RECORDS SHOWN:
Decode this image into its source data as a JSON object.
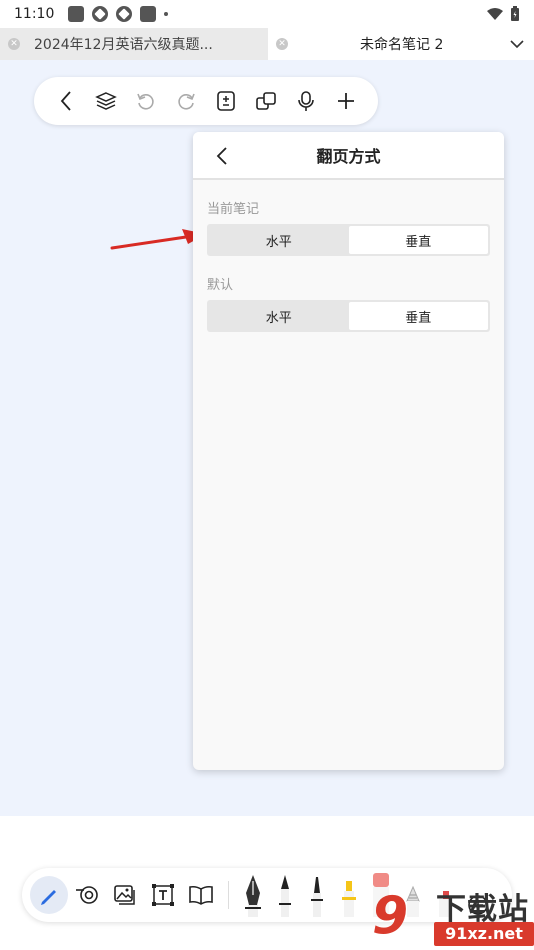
{
  "status_bar": {
    "time": "11:10"
  },
  "tabs": [
    {
      "label": "2024年12月英语六级真题...",
      "active": false
    },
    {
      "label": "未命名笔记 2",
      "active": true
    }
  ],
  "top_toolbar": {
    "icons": [
      "back-icon",
      "layers-icon",
      "undo-icon",
      "redo-icon",
      "page-icon",
      "copy-icon",
      "mic-icon",
      "plus-icon"
    ]
  },
  "panel": {
    "title": "翻页方式",
    "sections": [
      {
        "label": "当前笔记",
        "options": [
          "水平",
          "垂直"
        ],
        "selected": "垂直"
      },
      {
        "label": "默认",
        "options": [
          "水平",
          "垂直"
        ],
        "selected": "垂直"
      }
    ]
  },
  "bottom_toolbar": {
    "tools": [
      "pen-icon",
      "eraser-icon",
      "image-icon",
      "text-icon",
      "book-icon"
    ],
    "pens": [
      "fountain-pen-icon",
      "ballpoint-pen-icon",
      "marker-icon",
      "highlighter-icon",
      "pink-marker-icon",
      "pencil-icon",
      "red-pen-icon",
      "add-pen-icon"
    ]
  },
  "watermark": {
    "number": "9",
    "title": "下载站",
    "url": "91xz.net"
  },
  "colors": {
    "accent": "#2b6ce0",
    "arrow": "#d82a24",
    "background": "#eef3fd"
  }
}
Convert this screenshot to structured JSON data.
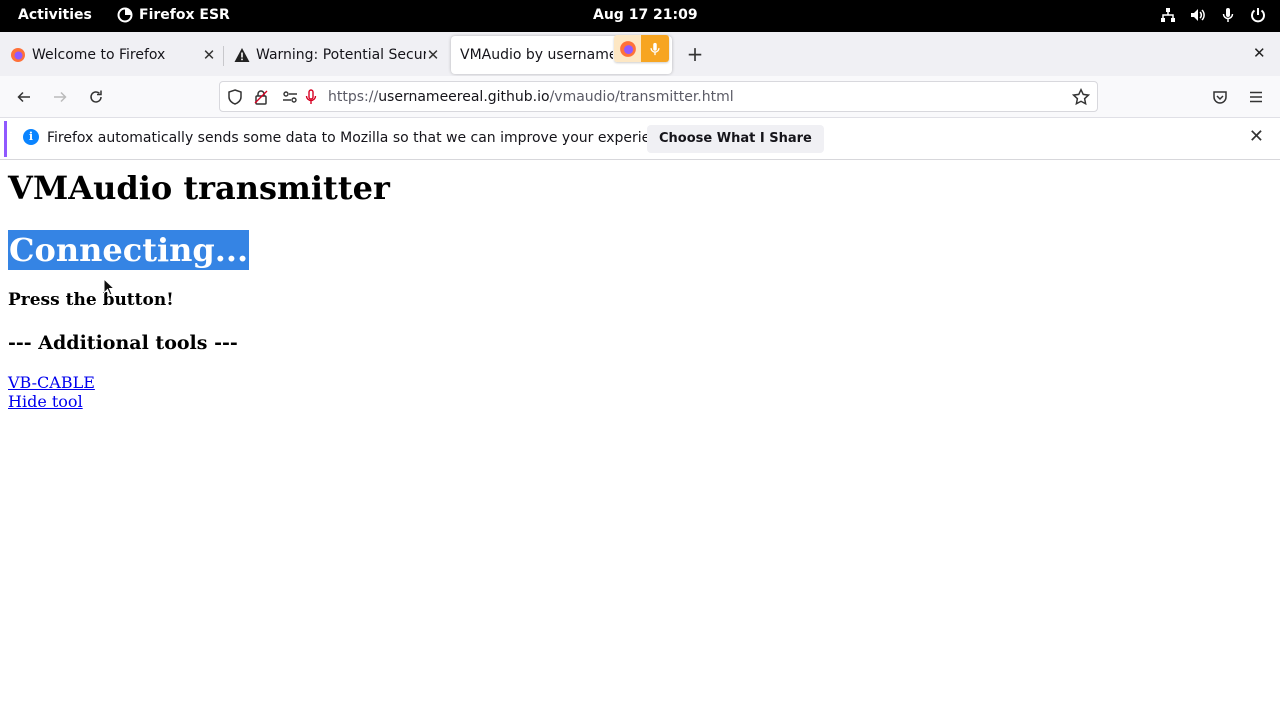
{
  "topbar": {
    "activities": "Activities",
    "app_name": "Firefox ESR",
    "clock": "Aug 17  21:09"
  },
  "tabs": [
    {
      "title": "Welcome to Firefox",
      "icon": "firefox-icon"
    },
    {
      "title": "Warning: Potential Securi",
      "icon": "warning-icon"
    },
    {
      "title": "VMAudio by usernamee",
      "icon": "none"
    }
  ],
  "urlbar": {
    "url_prefix": "https://",
    "url_host": "usernameereal.github.io",
    "url_path": "/vmaudio/transmitter.html"
  },
  "notification": {
    "message": "Firefox automatically sends some data to Mozilla so that we can improve your experience.",
    "button": "Choose What I Share"
  },
  "page": {
    "title": "VMAudio transmitter",
    "status": "Connecting...",
    "instruction": "Press the button!",
    "tools_heading": "--- Additional tools ---",
    "links": [
      "VB-CABLE",
      "Hide tool"
    ]
  },
  "colors": {
    "selection": "#3584e4",
    "link": "#0000ee",
    "sharing_indicator": "#f7a521"
  }
}
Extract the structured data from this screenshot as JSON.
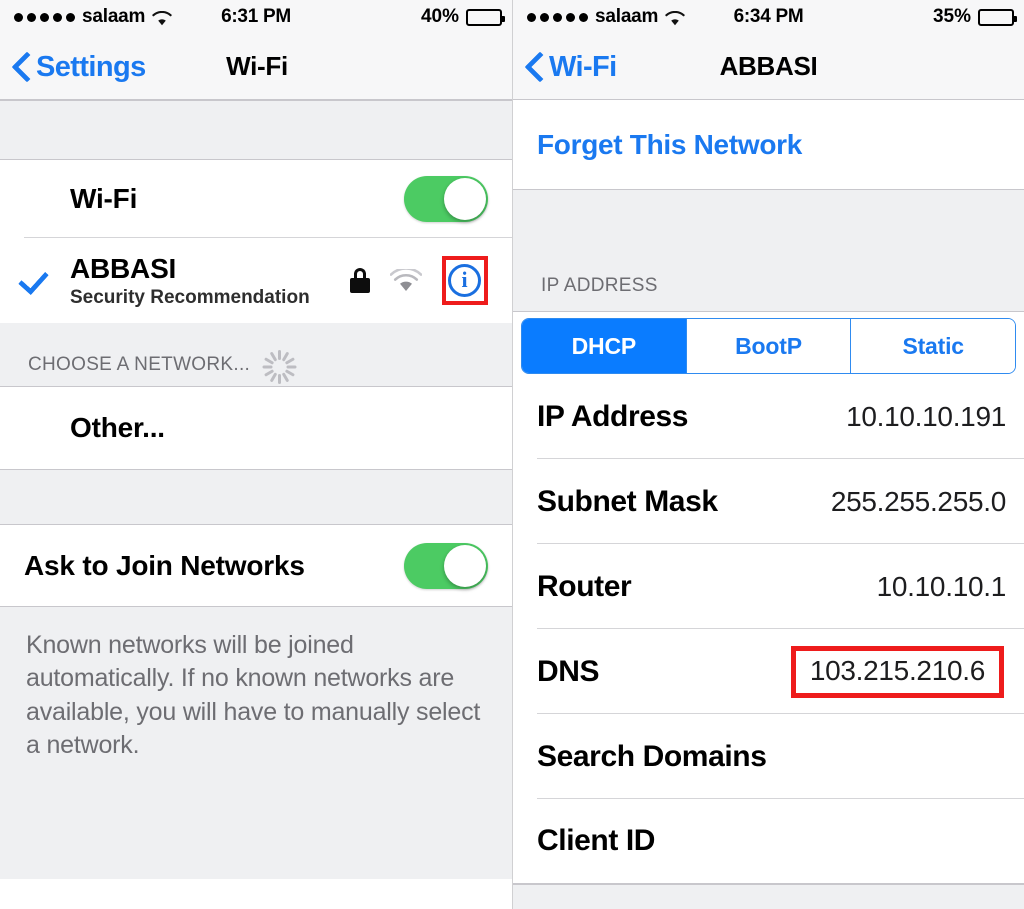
{
  "left": {
    "status_bar": {
      "signal_dots": 5,
      "carrier": "salaam",
      "wifi_icon": "wifi-icon",
      "time": "6:31 PM",
      "battery_percent": "40%",
      "battery_level": 40
    },
    "nav": {
      "back_label": "Settings",
      "back_icon": "chevron-left-icon",
      "title": "Wi-Fi"
    },
    "wifi_row": {
      "label": "Wi-Fi",
      "toggle_state": "on"
    },
    "connected_network": {
      "check_icon": "checkmark-icon",
      "name": "ABBASI",
      "subtitle": "Security Recommendation",
      "lock_icon": "lock-icon",
      "signal_icon": "wifi-signal-icon",
      "info_icon": "info-circle-icon",
      "highlighted": true
    },
    "choose_header": {
      "label": "CHOOSE A NETWORK...",
      "spinner_icon": "loading-spinner-icon"
    },
    "other_row": {
      "label": "Other..."
    },
    "ask_to_join": {
      "label": "Ask to Join Networks",
      "toggle_state": "on"
    },
    "footnote": "Known networks will be joined automatically. If no known networks are available, you will have to manually select a network."
  },
  "right": {
    "status_bar": {
      "signal_dots": 5,
      "carrier": "salaam",
      "wifi_icon": "wifi-icon",
      "time": "6:34 PM",
      "battery_percent": "35%",
      "battery_level": 35
    },
    "nav": {
      "back_label": "Wi-Fi",
      "back_icon": "chevron-left-icon",
      "title": "ABBASI"
    },
    "forget_network": {
      "label": "Forget This Network"
    },
    "ip_section_header": "IP ADDRESS",
    "segmented": {
      "options": [
        "DHCP",
        "BootP",
        "Static"
      ],
      "selected": "DHCP"
    },
    "fields": [
      {
        "key": "IP Address",
        "value": "10.10.10.191",
        "highlighted": false
      },
      {
        "key": "Subnet Mask",
        "value": "255.255.255.0",
        "highlighted": false
      },
      {
        "key": "Router",
        "value": "10.10.10.1",
        "highlighted": false
      },
      {
        "key": "DNS",
        "value": "103.215.210.6",
        "highlighted": true
      },
      {
        "key": "Search Domains",
        "value": "",
        "highlighted": false
      },
      {
        "key": "Client ID",
        "value": "",
        "highlighted": false
      }
    ]
  },
  "colors": {
    "ios_blue": "#1a79f0",
    "segment_blue": "#0a7cff",
    "toggle_green": "#4ccb63",
    "highlight_red": "#ee1c1c",
    "group_gray": "#eff0f2",
    "separator": "#c8c7cc",
    "secondary_text": "#6d6d72"
  }
}
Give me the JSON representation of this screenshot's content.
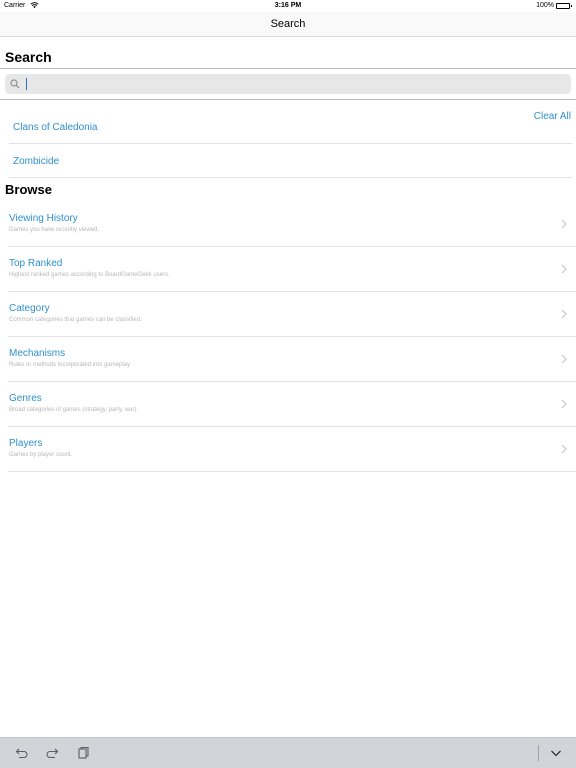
{
  "status_bar": {
    "carrier": "Carrier",
    "time": "3:16 PM",
    "battery": "100%"
  },
  "nav": {
    "title": "Search"
  },
  "search": {
    "header": "Search",
    "value": "",
    "placeholder": ""
  },
  "recent": {
    "clear_label": "Clear All",
    "items": [
      {
        "label": "Clans of Caledonia"
      },
      {
        "label": "Zombicide"
      }
    ]
  },
  "browse": {
    "header": "Browse",
    "items": [
      {
        "title": "Viewing History",
        "subtitle": "Games you have recently viewed."
      },
      {
        "title": "Top Ranked",
        "subtitle": "Highest ranked games according to BoardGameGeek users."
      },
      {
        "title": "Category",
        "subtitle": "Common categories that games can be classified."
      },
      {
        "title": "Mechanisms",
        "subtitle": "Rules or methods incorporated into gameplay"
      },
      {
        "title": "Genres",
        "subtitle": "Broad categories of games (strategy, party, war)."
      },
      {
        "title": "Players",
        "subtitle": "Games by player count."
      }
    ]
  },
  "icons": {
    "wifi": "wifi-icon",
    "battery": "battery-icon",
    "search": "magnifier-icon",
    "chevron": "chevron-right-icon",
    "undo": "undo-icon",
    "redo": "redo-icon",
    "paste": "paste-icon",
    "dismiss": "chevron-down-icon"
  },
  "colors": {
    "link": "#2f8fce",
    "subtitle": "#b8b8b8",
    "keyboard_bar": "#d1d4d9"
  }
}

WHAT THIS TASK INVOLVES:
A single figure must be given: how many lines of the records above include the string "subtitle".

RESULT OF THIS EXERCISE:
8